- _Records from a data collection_
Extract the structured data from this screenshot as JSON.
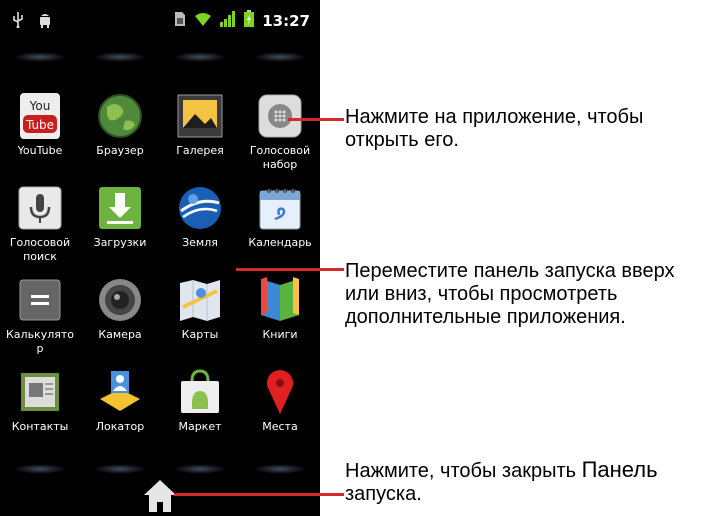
{
  "status_bar": {
    "time": "13:27",
    "icons": [
      "usb-icon",
      "android-debug-icon",
      "sim-icon",
      "wifi-icon",
      "signal-icon",
      "battery-icon"
    ]
  },
  "apps": [
    {
      "label": "YouTube",
      "icon": "youtube-icon"
    },
    {
      "label": "Браузер",
      "icon": "browser-globe-icon"
    },
    {
      "label": "Галерея",
      "icon": "gallery-icon"
    },
    {
      "label": "Голосовой набор",
      "icon": "voice-dialer-icon"
    },
    {
      "label": "Голосовой поиск",
      "icon": "voice-search-icon"
    },
    {
      "label": "Загрузки",
      "icon": "downloads-icon"
    },
    {
      "label": "Земля",
      "icon": "earth-icon"
    },
    {
      "label": "Календарь",
      "icon": "calendar-icon"
    },
    {
      "label": "Калькулято р",
      "icon": "calculator-icon"
    },
    {
      "label": "Камера",
      "icon": "camera-icon"
    },
    {
      "label": "Карты",
      "icon": "maps-icon"
    },
    {
      "label": "Книги",
      "icon": "books-icon"
    },
    {
      "label": "Контакты",
      "icon": "contacts-icon"
    },
    {
      "label": "Локатор",
      "icon": "latitude-icon"
    },
    {
      "label": "Маркет",
      "icon": "market-icon"
    },
    {
      "label": "Места",
      "icon": "places-pin-icon"
    }
  ],
  "home_button": {
    "icon": "home-icon"
  },
  "callouts": {
    "open_app": "Нажмите на приложение, чтобы открыть его.",
    "scroll": "Переместите панель запуска вверх или вниз, чтобы просмотреть дополнительные приложения.",
    "close_prefix": "Нажмите, чтобы закрыть ",
    "close_word": "Панель",
    "close_suffix": "запуска."
  },
  "colors": {
    "callout_line": "#d42a2a",
    "phone_background": "#000000"
  }
}
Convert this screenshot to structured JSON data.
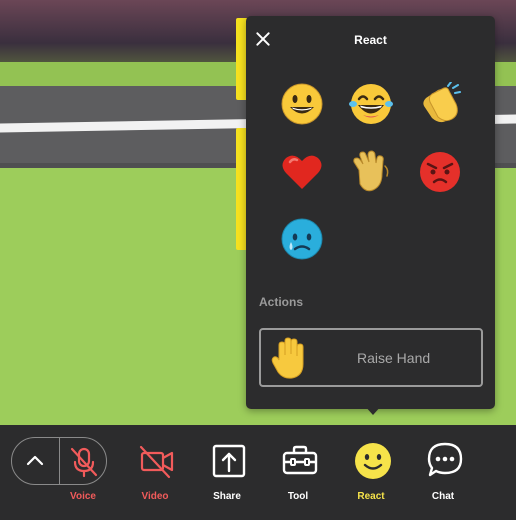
{
  "react_panel": {
    "title": "React",
    "close_icon": "close-icon",
    "emojis": [
      {
        "name": "grinning-face"
      },
      {
        "name": "laughing-face"
      },
      {
        "name": "clapping-hands"
      },
      {
        "name": "red-heart"
      },
      {
        "name": "waving-hand"
      },
      {
        "name": "angry-face"
      },
      {
        "name": "crying-face"
      }
    ],
    "actions_label": "Actions",
    "raise_hand_label": "Raise Hand"
  },
  "toolbar": {
    "voice_label": "Voice",
    "video_label": "Video",
    "share_label": "Share",
    "tool_label": "Tool",
    "react_label": "React",
    "chat_label": "Chat"
  },
  "colors": {
    "panel_bg": "#2c2c2d",
    "muted_red": "#f25b5b",
    "active_yellow": "#f6e34a",
    "grass": "#9dcd5b"
  }
}
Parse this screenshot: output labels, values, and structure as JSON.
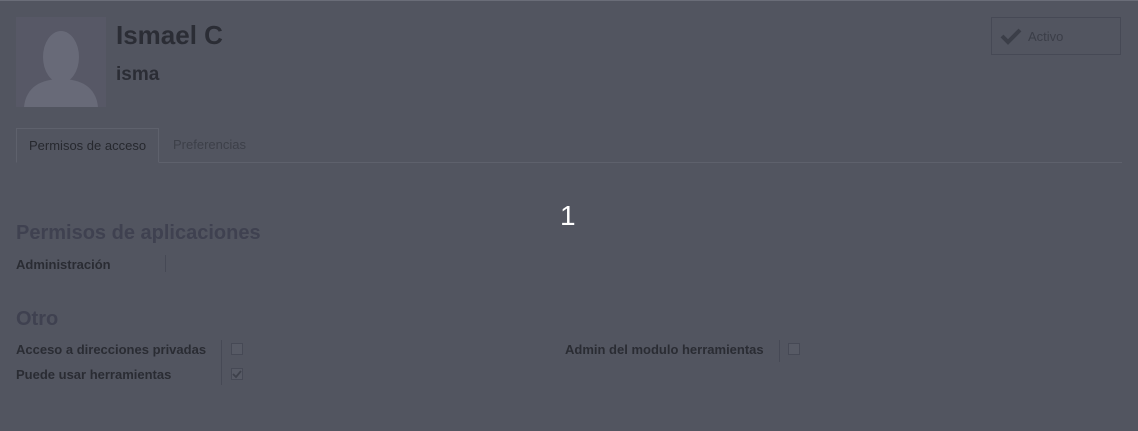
{
  "user": {
    "name": "Ismael C",
    "login": "isma"
  },
  "status_button": {
    "label": "Activo",
    "icon": "check-icon"
  },
  "tabs": [
    {
      "label": "Permisos de acceso",
      "active": true
    },
    {
      "label": "Preferencias",
      "active": false
    }
  ],
  "overlay_marker": "1",
  "sections": {
    "app_permissions": {
      "title": "Permisos de aplicaciones",
      "fields": [
        {
          "label": "Administración"
        }
      ]
    },
    "other": {
      "title": "Otro",
      "fields": [
        {
          "label": "Acceso a direcciones privadas",
          "checked": false
        },
        {
          "label": "Puede usar herramientas",
          "checked": true
        },
        {
          "label": "Admin del modulo herramientas",
          "checked": false
        }
      ]
    }
  },
  "colors": {
    "background": "#525560",
    "text": "#2a2c33",
    "overlay_text": "#ffffff"
  }
}
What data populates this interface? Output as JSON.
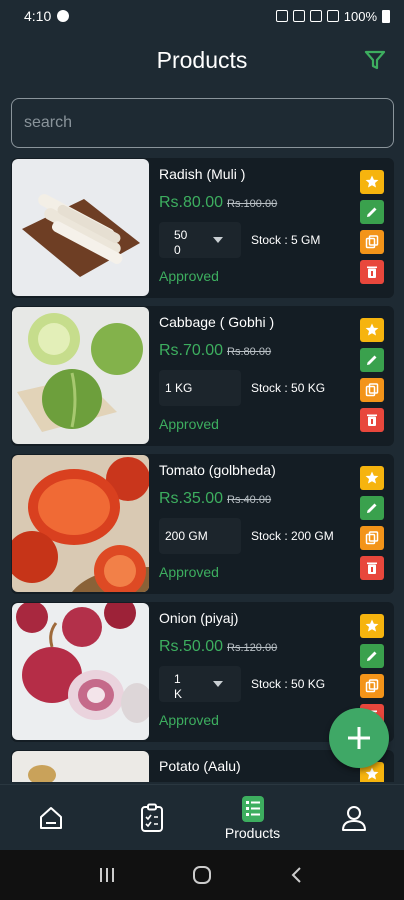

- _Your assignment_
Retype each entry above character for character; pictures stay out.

- _Exercise answer_
Extract the structured data from this screenshot as JSON.
{
  "status_bar": {
    "time": "13:27",
    "icons": [
      "usb-icon",
      "android-debug-icon",
      "sim-icon",
      "wifi-icon",
      "signal-icon",
      "battery-icon"
    ]
  },
  "apps": [
    {
      "label": "YouTube",
      "icon": "youtube-icon"
    },
    {
      "label": "Браузер",
      "icon": "browser-globe-icon"
    },
    {
      "label": "Галерея",
      "icon": "gallery-icon"
    },
    {
      "label": "Голосовой набор",
      "icon": "voice-dialer-icon"
    },
    {
      "label": "Голосовой поиск",
      "icon": "voice-search-icon"
    },
    {
      "label": "Загрузки",
      "icon": "downloads-icon"
    },
    {
      "label": "Земля",
      "icon": "earth-icon"
    },
    {
      "label": "Календарь",
      "icon": "calendar-icon"
    },
    {
      "label": "Калькулято р",
      "icon": "calculator-icon"
    },
    {
      "label": "Камера",
      "icon": "camera-icon"
    },
    {
      "label": "Карты",
      "icon": "maps-icon"
    },
    {
      "label": "Книги",
      "icon": "books-icon"
    },
    {
      "label": "Контакты",
      "icon": "contacts-icon"
    },
    {
      "label": "Локатор",
      "icon": "latitude-icon"
    },
    {
      "label": "Маркет",
      "icon": "market-icon"
    },
    {
      "label": "Места",
      "icon": "places-pin-icon"
    }
  ],
  "home_button": {
    "icon": "home-icon"
  },
  "callouts": {
    "open_app": "Нажмите на приложение, чтобы открыть его.",
    "scroll": "Переместите панель запуска вверх или вниз, чтобы просмотреть дополнительные приложения.",
    "close_prefix": "Нажмите, чтобы закрыть ",
    "close_word": "Панель",
    "close_suffix": "запуска."
  },
  "colors": {
    "callout_line": "#d42a2a",
    "phone_background": "#000000"
  }
}
Convert this screenshot to structured JSON data.
{
  "react_panel": {
    "title": "React",
    "close_icon": "close-icon",
    "emojis": [
      {
        "name": "grinning-face"
      },
      {
        "name": "laughing-face"
      },
      {
        "name": "clapping-hands"
      },
      {
        "name": "red-heart"
      },
      {
        "name": "waving-hand"
      },
      {
        "name": "angry-face"
      },
      {
        "name": "crying-face"
      }
    ],
    "actions_label": "Actions",
    "raise_hand_label": "Raise Hand"
  },
  "toolbar": {
    "voice_label": "Voice",
    "video_label": "Video",
    "share_label": "Share",
    "tool_label": "Tool",
    "react_label": "React",
    "chat_label": "Chat"
  },
  "colors": {
    "panel_bg": "#2c2c2d",
    "muted_red": "#f25b5b",
    "active_yellow": "#f6e34a",
    "grass": "#9dcd5b"
  }
}
Parse this screenshot: output labels, values, and structure as JSON.
{
  "user": {
    "name": "Ismael C",
    "login": "isma"
  },
  "status_button": {
    "label": "Activo",
    "icon": "check-icon"
  },
  "tabs": [
    {
      "label": "Permisos de acceso",
      "active": true
    },
    {
      "label": "Preferencias",
      "active": false
    }
  ],
  "overlay_marker": "1",
  "sections": {
    "app_permissions": {
      "title": "Permisos de aplicaciones",
      "fields": [
        {
          "label": "Administración"
        }
      ]
    },
    "other": {
      "title": "Otro",
      "fields": [
        {
          "label": "Acceso a direcciones privadas",
          "checked": false
        },
        {
          "label": "Puede usar herramientas",
          "checked": true
        },
        {
          "label": "Admin del modulo herramientas",
          "checked": false
        }
      ]
    }
  },
  "colors": {
    "background": "#525560",
    "text": "#2a2c33",
    "overlay_text": "#ffffff"
  }
}
What data populates this interface? Output as JSON.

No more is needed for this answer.